If global recovery rates could be increased by a percentage or two from the average of around 30%, reserves growth might contribute another 5 to 6 million b/d in the 2030s. It’s just a scenario, and perhaps makes sweeping assumptions. But it’s one that should keep conventional explorers disciplined and focused only on the best new prospects.
Global oil supply through 2040
Things just keep getting more dire for Venezuela’s PDVSA – once a crown jewel among state energy firms, and now buried under debt and a government in crisis. With new American sanctions weighing down on its operations, PDVSA is buckling. For now, with the support of Russia, China and India, Venezuelan crude keeps flowing. But a ghost from the past has now come back to haunt it.
In 2007, Venezuela embarked on a resource nationalisation programme under then-President Hugo Chavez. It was the largest example of an oil nationalisation drive since Iraq in 1972 or when the government of Saudi Arabia bought out its American partners in ARAMCO back in 1980. The edict then was to have all foreign firms restructure their holdings in Venezuela to favour PDVSA with a majority. Total, Chevron, Statoil (now Equinor) and BP agreed; ExxonMobil and ConocoPhillips refused. Compensation was paid to ExxonMobil and ConocoPhillips, which was considered paltry. So the two American firms took PDVSA to international arbitration, seeking what they considered ‘just value’ for their erstwhile assets. In 2012, ExxonMobil was awarded some US$260 million in two arbitration awards. The dispute with ConocoPhillips took far longer.
In April 2018, the International Chamber of Commerce ruled in favour of ConocoPhillips, granting US$2.1 billion in recovery payments. Hemming and hawing on PDVSA’s part forced ConocoPhillips’ hand, and it began to seize control of terminals and cargo ships in the Caribbean operated by PDVSA or its American subsidiary Citgo. A tense standoff – where PDVSA’s carriers were ordered to return to national waters immediately – was resolved when PDVSA reached a payment agreement in August. As part of the deal, ConocoPhillips agreed to suspend any future disputes over the matter with PDVSA.

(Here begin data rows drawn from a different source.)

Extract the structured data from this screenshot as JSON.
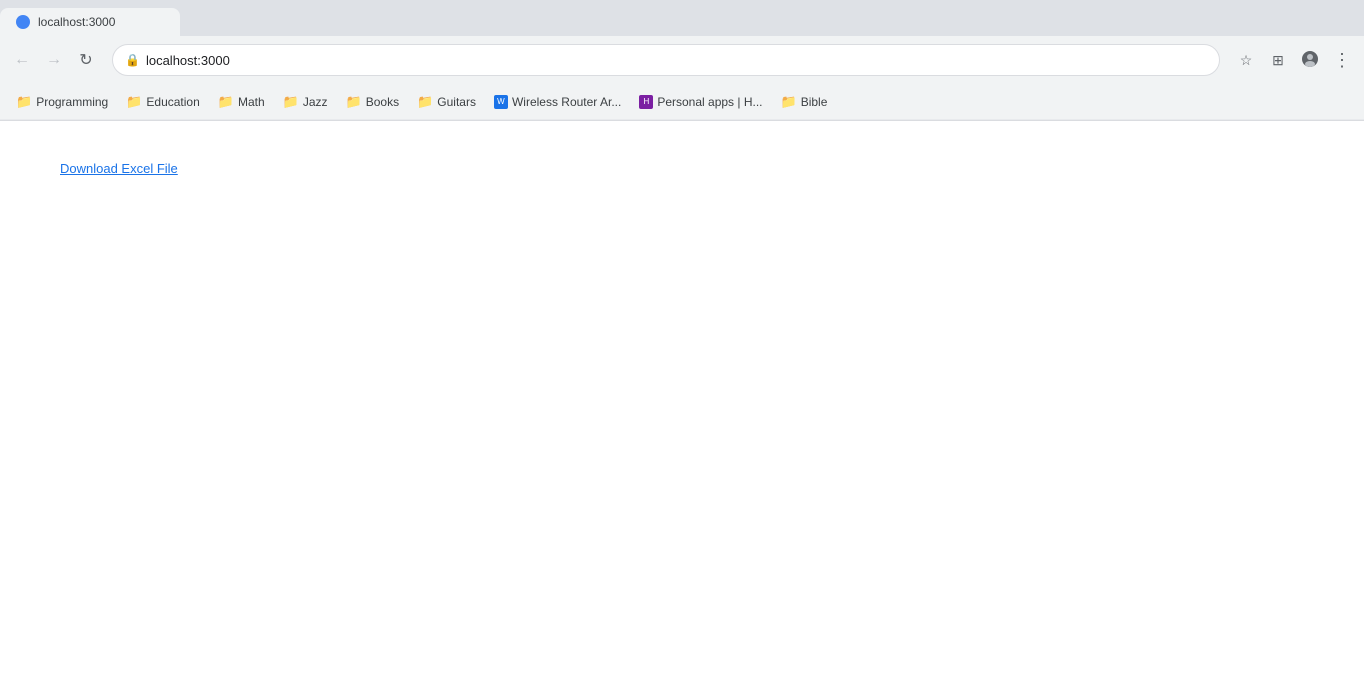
{
  "browser": {
    "tab": {
      "title": "localhost:3000"
    },
    "address": "localhost:3000",
    "address_full": "localhost:3000"
  },
  "bookmarks": {
    "items": [
      {
        "id": "programming",
        "label": "Programming",
        "type": "folder"
      },
      {
        "id": "education",
        "label": "Education",
        "type": "folder"
      },
      {
        "id": "math",
        "label": "Math",
        "type": "folder"
      },
      {
        "id": "jazz",
        "label": "Jazz",
        "type": "folder"
      },
      {
        "id": "books",
        "label": "Books",
        "type": "folder"
      },
      {
        "id": "guitars",
        "label": "Guitars",
        "type": "folder"
      },
      {
        "id": "wireless-router",
        "label": "Wireless Router Ar...",
        "type": "special-blue"
      },
      {
        "id": "personal-apps",
        "label": "Personal apps | H...",
        "type": "special-purple"
      },
      {
        "id": "bible",
        "label": "Bible",
        "type": "folder"
      }
    ]
  },
  "page": {
    "download_link_label": "Download Excel File"
  },
  "toolbar": {
    "back_label": "←",
    "forward_label": "→",
    "reload_label": "↻",
    "star_label": "☆",
    "extension_label": "⊞",
    "account_label": "⊙",
    "settings_label": "⋮"
  }
}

The key word being ‘future’. ConocoPhillips has an existing contractual arbitration – also at the ICC – relating to the separate Corocoro project. That decision is also expected to go towards the American firm. But more troubling is that a third dispute has just been settled by the International Centre for Settlement of Investment Disputes tribunal in favour of ConocoPhillips. This action was brought against the government of Venezuela for initiating the nationalisation process, and the ‘unlawful expropriation’ would require a US$8.7 billion payment. Though the action was brought against the government, its coffers are almost entirely stocked by sales of PDVSA crude, essentially placing further burden on an already beleaguered company. A similar action brought about by ExxonMobil resulted in a US$1.4 billion payout; however, that was overturned at the World Bank in 2017.
But it might not end there. The danger (at least on PDVSA’s part) is that these decisions will open up floodgates for any creditors seeking damages against Venezuela. And there are quite a few, including several smaller oil firms and players such as gold miner Crystallex, who is owed US$1.2 billion after the gold industry was nationalised in 2011. If the situation snowballs, there is a very tempting target for creditors to seize – Citgo, PDVSA’s crown jewel that operates downstream in the USA, which remains profitable. And that would be an even bigger disaster for PDVSA, even by current standards.
Infographic: Venezuela oil nationalisation dispute timeline